It is almost expected, perhaps, that I, as a migrant artist, should make work related to my nationality, because the name of the nation will immediately conjure up a spectrum of mixed-up emotions in the audience. They will be partially curious, politically engaged, touched, and convinced that the traces of this facet of my identity has enriched both my practice and the host institution’s diversity. However, the excitement and curiosity of such understanding is not the type of engagement my films calls for.
MUwDV: What would you say is more important than art to you?
RV: Cinema, which itself is a form art, but not as exclusive as “art.”
MUwDV: OK let’s step even further back. What is more important than cinema?
MUwDV: I feel like in a lot of your work you talk about love and romance. I’m surprised love wasn’t your answer.
RV: My work is an attempt to graft the aforementioned cliffs into each other through the character of a migrant and an imposter. The videos are all structured as love stories and poetic narratives that unfold between territories and people who can neither stay nor are able to leave. Stuck on either side by a crag, they are constantly pushed and pulled, attracted and repelled by their mass, as they try to negotiate a position, identity or fidelity.
It always starts and ends with love. But love is mysterious and infinite. What is more important to me is how to survive and maintain in order to be in love and work about love.
I figured out that everything I was trying wasn’t quite working because it wasn’t associated with my concerns. I don’t come from a traditional studio practice, so I can’t just sit in the studio with materials and start making something work and have a commitment to object making. That might be the best way of survival in art but I don’t associate with it. I cannot simply function that way. My work is not produced in a studio. It all unfolds outside of a studio. Everything that happens goes on in my laptop. My studio is measured in terabytes rather than square meters. I am interested in stories, karaoke, and chains of events. With this type of work I should be concerned with survival.

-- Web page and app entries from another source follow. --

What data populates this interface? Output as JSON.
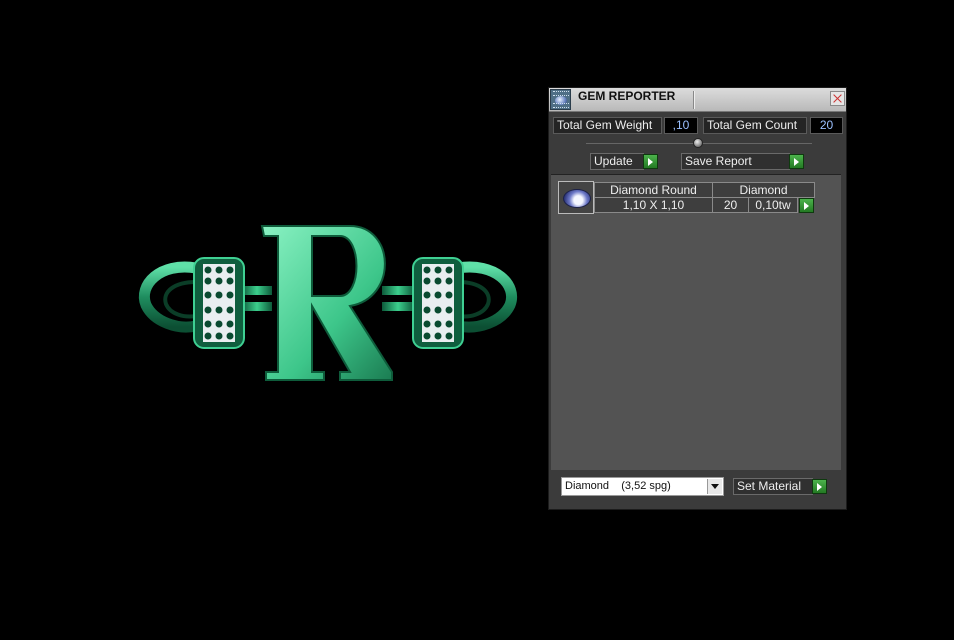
{
  "viewport": {
    "model_icon": "letter-r-ring-model"
  },
  "gem_reporter": {
    "title": "GEM REPORTER",
    "total_weight_label": "Total Gem Weight",
    "total_weight_value": ",10",
    "total_count_label": "Total Gem Count",
    "total_count_value": "20",
    "update_label": "Update",
    "save_report_label": "Save Report",
    "gems": [
      {
        "name": "Diamond Round",
        "material": "Diamond",
        "size": "1,10 X 1,10",
        "count": "20",
        "weight": "0,10tw"
      }
    ],
    "material_select_value": "Diamond    (3,52 spg)",
    "set_material_label": "Set Material"
  },
  "colors": {
    "model_green": "#2fae74",
    "panel_bg": "#3b3b3b",
    "list_bg": "#535353",
    "go_green": "#2f9a2f"
  }
}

MUwDV: Can we pry and ask about your karaoke go-to?
RV: Under The Bridge by Red Hot Chili Peppers